Who said space was bland and empty?
There are actually two games in Spaceforce. The first is a story-driven campaign that lets you fly around a galaxy in pursuit of vengeance for your family, while the second is a free-form, open-ended role-playing game that ditches the story completely, lets you create your own character from different races and classes, and lets you fly around the galaxy and pursue the more than 2,000 side quests on your own. That's enough content to keep most space fans busy for a good, long while--or at least until the next space sim is released in a year or two.
Like any good space sim, the heart of Spaceforce is your ship, a fighter that you can exchange and upgrade any number of ways. As usual, you can upgrade your ship by buying and installing more powerful weapons and components, but you can also boost various components of your ship so long as you have cash to pay for the upgrades. You get cash for these upgrades by flying missions, which can be picked up at any space station. Invariably, these missions require you to go out and blast the heck out of someone or something, and their pace, as well as the sheer number of available missions, means that you'll be busy as you zip around space.
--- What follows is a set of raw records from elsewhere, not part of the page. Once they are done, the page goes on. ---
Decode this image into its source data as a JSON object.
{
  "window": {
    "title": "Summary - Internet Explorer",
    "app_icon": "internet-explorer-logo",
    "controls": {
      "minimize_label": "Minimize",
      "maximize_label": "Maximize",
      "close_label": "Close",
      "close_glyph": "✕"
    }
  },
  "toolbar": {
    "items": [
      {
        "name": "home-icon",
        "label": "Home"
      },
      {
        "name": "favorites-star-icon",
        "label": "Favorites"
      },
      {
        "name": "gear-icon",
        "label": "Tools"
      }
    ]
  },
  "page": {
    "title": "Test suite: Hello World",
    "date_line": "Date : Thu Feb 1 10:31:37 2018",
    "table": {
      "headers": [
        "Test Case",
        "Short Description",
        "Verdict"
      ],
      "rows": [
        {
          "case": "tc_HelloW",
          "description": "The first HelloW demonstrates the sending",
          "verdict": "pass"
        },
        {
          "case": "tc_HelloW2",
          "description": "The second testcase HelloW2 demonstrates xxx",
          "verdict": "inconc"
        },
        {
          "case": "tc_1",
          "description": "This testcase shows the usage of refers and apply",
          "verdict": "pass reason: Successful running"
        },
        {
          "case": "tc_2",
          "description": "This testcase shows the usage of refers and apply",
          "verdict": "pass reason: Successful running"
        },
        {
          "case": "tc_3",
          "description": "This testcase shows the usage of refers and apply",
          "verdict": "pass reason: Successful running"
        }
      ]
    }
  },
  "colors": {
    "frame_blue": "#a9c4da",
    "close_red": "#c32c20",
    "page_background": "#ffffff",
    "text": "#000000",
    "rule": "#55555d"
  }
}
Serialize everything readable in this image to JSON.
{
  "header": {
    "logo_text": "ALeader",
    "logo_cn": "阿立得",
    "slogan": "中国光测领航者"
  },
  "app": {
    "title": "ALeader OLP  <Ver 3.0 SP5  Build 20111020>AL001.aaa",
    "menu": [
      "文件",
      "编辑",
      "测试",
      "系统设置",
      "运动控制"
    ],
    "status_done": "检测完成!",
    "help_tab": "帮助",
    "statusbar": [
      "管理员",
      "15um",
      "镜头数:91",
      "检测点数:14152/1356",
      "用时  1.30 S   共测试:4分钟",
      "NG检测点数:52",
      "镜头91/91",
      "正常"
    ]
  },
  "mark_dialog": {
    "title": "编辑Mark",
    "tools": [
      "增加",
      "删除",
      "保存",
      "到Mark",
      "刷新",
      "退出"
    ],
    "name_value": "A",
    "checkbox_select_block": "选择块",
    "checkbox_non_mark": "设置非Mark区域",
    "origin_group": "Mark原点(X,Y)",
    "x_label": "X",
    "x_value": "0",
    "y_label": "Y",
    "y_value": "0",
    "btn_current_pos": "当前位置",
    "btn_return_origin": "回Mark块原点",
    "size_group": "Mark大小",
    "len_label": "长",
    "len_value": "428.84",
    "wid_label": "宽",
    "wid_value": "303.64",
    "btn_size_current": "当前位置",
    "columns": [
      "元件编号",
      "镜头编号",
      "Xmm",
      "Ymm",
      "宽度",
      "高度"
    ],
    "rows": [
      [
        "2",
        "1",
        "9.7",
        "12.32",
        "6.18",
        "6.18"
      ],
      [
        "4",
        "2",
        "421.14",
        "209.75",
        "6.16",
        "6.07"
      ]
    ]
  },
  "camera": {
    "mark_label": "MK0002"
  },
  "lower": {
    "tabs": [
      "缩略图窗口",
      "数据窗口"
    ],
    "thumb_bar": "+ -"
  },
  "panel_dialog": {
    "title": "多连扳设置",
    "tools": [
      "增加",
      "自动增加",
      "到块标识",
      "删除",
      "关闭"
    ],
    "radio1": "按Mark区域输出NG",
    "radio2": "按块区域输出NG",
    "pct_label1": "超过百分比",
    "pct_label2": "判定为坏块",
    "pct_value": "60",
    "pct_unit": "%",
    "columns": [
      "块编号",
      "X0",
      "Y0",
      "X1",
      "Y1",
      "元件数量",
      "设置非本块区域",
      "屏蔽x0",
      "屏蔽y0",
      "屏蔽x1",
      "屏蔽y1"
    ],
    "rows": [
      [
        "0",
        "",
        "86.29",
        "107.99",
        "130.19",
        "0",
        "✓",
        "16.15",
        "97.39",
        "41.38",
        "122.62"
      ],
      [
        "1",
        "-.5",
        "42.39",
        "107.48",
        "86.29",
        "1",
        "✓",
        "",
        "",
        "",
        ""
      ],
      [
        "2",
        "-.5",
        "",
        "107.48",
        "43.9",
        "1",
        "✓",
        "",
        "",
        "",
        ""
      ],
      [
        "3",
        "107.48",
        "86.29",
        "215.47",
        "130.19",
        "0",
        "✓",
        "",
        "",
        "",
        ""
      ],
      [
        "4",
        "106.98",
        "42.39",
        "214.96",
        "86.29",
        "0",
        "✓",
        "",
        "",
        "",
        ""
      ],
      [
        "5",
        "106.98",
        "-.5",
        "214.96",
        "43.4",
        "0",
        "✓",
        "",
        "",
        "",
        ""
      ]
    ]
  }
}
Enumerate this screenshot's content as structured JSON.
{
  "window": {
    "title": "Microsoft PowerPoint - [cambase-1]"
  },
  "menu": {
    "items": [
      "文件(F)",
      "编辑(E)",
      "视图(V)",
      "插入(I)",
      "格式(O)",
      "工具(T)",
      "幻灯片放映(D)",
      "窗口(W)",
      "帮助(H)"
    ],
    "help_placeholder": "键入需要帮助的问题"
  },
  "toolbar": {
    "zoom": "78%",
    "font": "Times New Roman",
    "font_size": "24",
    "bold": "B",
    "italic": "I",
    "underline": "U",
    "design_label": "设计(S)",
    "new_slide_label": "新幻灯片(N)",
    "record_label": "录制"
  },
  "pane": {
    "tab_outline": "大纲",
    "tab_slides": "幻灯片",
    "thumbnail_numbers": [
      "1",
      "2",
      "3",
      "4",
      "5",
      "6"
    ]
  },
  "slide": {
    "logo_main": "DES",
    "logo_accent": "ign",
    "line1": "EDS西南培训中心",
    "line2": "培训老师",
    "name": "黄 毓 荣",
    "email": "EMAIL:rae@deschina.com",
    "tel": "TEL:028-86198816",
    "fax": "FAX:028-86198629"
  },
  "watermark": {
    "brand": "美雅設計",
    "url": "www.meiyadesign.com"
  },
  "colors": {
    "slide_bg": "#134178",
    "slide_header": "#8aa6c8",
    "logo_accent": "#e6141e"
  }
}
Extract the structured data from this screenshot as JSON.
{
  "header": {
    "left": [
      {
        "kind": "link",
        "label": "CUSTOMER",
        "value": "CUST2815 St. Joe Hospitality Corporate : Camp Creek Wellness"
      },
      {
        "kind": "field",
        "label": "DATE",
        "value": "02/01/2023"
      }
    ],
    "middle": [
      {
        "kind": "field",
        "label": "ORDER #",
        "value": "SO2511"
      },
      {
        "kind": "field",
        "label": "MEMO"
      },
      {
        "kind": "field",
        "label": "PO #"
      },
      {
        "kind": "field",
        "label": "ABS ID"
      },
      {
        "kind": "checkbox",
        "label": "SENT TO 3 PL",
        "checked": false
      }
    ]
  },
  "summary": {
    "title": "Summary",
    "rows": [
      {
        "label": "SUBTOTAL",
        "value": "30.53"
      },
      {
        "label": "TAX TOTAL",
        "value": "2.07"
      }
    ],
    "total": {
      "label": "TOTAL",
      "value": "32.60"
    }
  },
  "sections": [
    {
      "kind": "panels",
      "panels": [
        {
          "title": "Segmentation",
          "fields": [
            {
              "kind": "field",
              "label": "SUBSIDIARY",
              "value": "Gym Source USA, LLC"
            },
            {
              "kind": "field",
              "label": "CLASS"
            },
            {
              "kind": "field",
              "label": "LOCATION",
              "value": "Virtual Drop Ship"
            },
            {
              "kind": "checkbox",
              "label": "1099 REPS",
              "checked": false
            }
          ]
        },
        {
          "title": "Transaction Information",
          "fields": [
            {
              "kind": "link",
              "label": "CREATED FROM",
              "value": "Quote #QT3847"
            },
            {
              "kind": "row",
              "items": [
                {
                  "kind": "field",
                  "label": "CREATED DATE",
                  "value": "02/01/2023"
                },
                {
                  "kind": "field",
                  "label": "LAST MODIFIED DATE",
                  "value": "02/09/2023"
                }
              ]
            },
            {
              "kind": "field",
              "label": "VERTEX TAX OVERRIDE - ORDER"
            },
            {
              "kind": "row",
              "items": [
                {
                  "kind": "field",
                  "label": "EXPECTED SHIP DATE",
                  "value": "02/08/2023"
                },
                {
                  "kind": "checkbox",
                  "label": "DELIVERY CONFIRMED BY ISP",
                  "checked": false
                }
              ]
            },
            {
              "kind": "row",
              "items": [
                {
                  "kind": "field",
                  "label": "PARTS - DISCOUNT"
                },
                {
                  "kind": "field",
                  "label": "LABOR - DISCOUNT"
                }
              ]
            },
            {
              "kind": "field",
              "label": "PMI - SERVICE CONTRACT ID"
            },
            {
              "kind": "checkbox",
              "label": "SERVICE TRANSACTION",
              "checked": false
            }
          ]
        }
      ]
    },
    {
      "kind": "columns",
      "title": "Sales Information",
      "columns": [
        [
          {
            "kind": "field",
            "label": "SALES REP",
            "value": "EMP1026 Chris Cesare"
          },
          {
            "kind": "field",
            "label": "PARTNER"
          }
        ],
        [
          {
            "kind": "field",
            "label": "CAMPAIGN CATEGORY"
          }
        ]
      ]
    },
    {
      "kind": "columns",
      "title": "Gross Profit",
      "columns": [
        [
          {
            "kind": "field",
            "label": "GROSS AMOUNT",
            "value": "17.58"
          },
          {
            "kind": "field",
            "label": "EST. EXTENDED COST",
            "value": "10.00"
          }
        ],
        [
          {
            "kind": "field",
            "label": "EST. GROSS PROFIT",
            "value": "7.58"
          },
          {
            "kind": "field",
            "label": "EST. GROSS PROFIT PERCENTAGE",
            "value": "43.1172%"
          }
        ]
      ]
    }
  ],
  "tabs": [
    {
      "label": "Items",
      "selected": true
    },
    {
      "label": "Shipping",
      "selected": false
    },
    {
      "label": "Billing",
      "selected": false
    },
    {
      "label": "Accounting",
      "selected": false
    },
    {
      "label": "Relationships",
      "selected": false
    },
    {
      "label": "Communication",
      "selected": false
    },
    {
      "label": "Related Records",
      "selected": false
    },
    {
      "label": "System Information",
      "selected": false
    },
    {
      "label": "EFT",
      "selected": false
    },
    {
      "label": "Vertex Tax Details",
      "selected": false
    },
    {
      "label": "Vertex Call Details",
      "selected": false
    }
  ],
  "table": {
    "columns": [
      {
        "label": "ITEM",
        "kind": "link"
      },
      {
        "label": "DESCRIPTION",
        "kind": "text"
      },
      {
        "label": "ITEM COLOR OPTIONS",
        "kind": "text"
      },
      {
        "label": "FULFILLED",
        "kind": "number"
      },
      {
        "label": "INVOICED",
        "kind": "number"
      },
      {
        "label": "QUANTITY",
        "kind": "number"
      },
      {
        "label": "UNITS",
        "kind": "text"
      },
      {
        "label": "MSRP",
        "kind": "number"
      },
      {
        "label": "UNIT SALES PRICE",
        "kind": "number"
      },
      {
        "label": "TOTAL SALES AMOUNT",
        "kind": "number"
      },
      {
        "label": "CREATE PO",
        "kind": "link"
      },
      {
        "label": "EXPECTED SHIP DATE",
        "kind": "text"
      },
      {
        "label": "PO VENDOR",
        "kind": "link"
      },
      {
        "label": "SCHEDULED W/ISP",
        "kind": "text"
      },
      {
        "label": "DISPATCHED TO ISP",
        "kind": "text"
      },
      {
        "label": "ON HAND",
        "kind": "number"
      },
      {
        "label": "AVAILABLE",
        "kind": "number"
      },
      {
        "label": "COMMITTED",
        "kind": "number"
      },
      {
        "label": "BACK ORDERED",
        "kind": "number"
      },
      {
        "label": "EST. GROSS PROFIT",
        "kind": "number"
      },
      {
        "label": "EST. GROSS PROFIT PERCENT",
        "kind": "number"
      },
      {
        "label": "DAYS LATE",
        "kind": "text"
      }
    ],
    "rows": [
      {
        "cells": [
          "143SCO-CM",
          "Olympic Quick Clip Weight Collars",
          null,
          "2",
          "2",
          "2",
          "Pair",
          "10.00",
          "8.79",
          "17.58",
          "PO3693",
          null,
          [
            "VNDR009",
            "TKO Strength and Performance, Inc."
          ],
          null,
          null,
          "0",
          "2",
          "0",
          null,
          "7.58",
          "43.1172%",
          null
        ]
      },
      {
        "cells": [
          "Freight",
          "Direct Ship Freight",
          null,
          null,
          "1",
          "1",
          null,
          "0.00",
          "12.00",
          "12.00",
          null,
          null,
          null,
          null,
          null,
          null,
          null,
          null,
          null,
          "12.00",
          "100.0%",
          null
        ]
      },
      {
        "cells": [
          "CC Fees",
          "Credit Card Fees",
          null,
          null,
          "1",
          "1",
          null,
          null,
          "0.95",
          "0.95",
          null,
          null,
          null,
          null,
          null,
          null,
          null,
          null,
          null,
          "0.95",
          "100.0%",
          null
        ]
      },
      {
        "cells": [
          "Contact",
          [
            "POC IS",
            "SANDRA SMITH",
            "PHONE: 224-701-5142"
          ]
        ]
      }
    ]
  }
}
Thankfully, even though the game is set in a fairly open galaxy full of star systems, it's easy to get around. You can go into mega speed mode by switching the camera to outside of your ship, which lets you shorten travel time as you fly across systems. Meanwhile, a helpful jump system usually lets you warp straight to a space station or a dimensional gate, which lets you travel from system to system. There's a lot to see and explore in each system, as you can discover and interact with different civilizations and explore previously uncharted territory.